7.Local laws and crime stats. New country, new government, new rules. In Amsterdam, you can get all the Mary J your burnt out noodle can hot box. In Indonesia, 1 roach blunt is punishable by death. You might want to look into that if that is your thing. Also, making that wrong turn at night into the Rio de Janeiro favelas might have you ending your night in the mortuary. True story for an elderly couple who’s rental car GPS led them astray. Find out the no-go spots and how to stay out of jail.

8.Ouch! I just got bit by a clown fish riding big surf in the lagoon out the front door of my hut in Indonesia. Do they have Obamacare here? NOPE! Better put a tourniquet and salt on that wound. I would start my adventure off with having some sort of vacation insurance . I print out a copy, laminate it (waterproof) and keep it on me at all times. That will get you going for the short term. Where to go for a medical emergency is something you should iron out during your test run. How do I fill my prescription? What if I need a dentist? How do I pay them? Does the beach bar I work for offer employee insurance? Where do I get Insurance or is that a thing in this country? Find out!

9.This Place is Awesome! I want to live here forever! I did everything above. I’m making hundreds of dollars a month at the beach bar. What’s next? Bank account! You need to put that fat stack of pesos somewhere, get a auto loan for that local beater to blend in and a home loan for the palm trees you attach your hammock to on the beach. Plus side, you may get a higher interest return on your savings. Some as high as 7% unlike US banks that offer 0.9% #yeswegetscrewed… Bad side, most overseas banks do not service American clients. And, if the account reaches $10,000 most banks have an agreement with the USA to report your account to the IRS. Shop around, keep the account low and have a good time.


10.Taxes. If you ever plan on coming back to America then get a tax guy and pay your taxes. I have one and he cost $320 a year, but he has saved me a mint. Worth every penny. I have claimed Expat status before. Rules change, but here is the gist: 330 days outside of the U.S. in one calendar year gets you $96,000 tax-free. After that, it is taxed as normal in whatever bracket. AGAIN… Get a tax guy and make sure. (I am not a tax guy).

11.Land. Know before you go. My buddy had to buy his condo in Thailand all in cash as they do not give out loans to foreigners. Foreigners are also not allowed to own land in some countries. You can marry a local and put it in their name to get around that, provided you don’t already have a spouse. That could get ugly. Foreigners can lease land for 100 years in Mexico, but never own. Same deal. Something to know before you eyeball that perfect beach house or chateau.

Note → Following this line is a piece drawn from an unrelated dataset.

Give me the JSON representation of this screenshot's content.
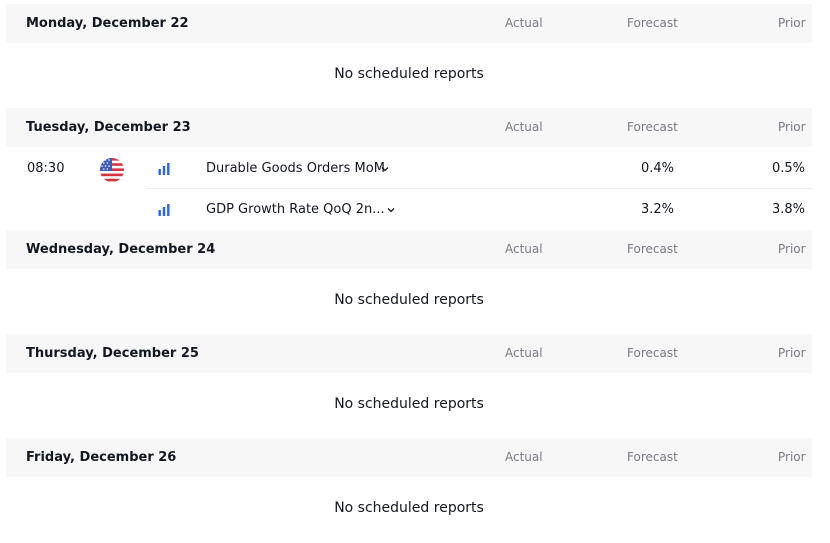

There you go. I think I covered the meat and potatoes of moving abroad. Do your homework, get your passport, pack light, stick with the expats, don’t get into trouble, don’t get yourself killed, pay your taxes, have fun, eat, drink and be merry. I hope you find what you are looking for and where you belong on this earth. And remember, sometimes where you were born is where you are meant to be, regardless of the current political leader.

Top 10 Locations to move to abroad:

  1. Singapore
  2. New Zealand
  3. Sweden
  4. Bahrain
  5. Germany
  6. Canada
  7. Australia
  8. Taiwan
  9. United Arab Emirates
  10. Switzerland

Top 10 cheap locations abroad for retirement or whatever:

  1. Belize
  2. Thailand
  3. Philippines
  4. Nicaragua
  5. Malaysia
  6. Panama
  7. Vietnam
  8. Bulgaria
  9. Colombia
  10. Nepal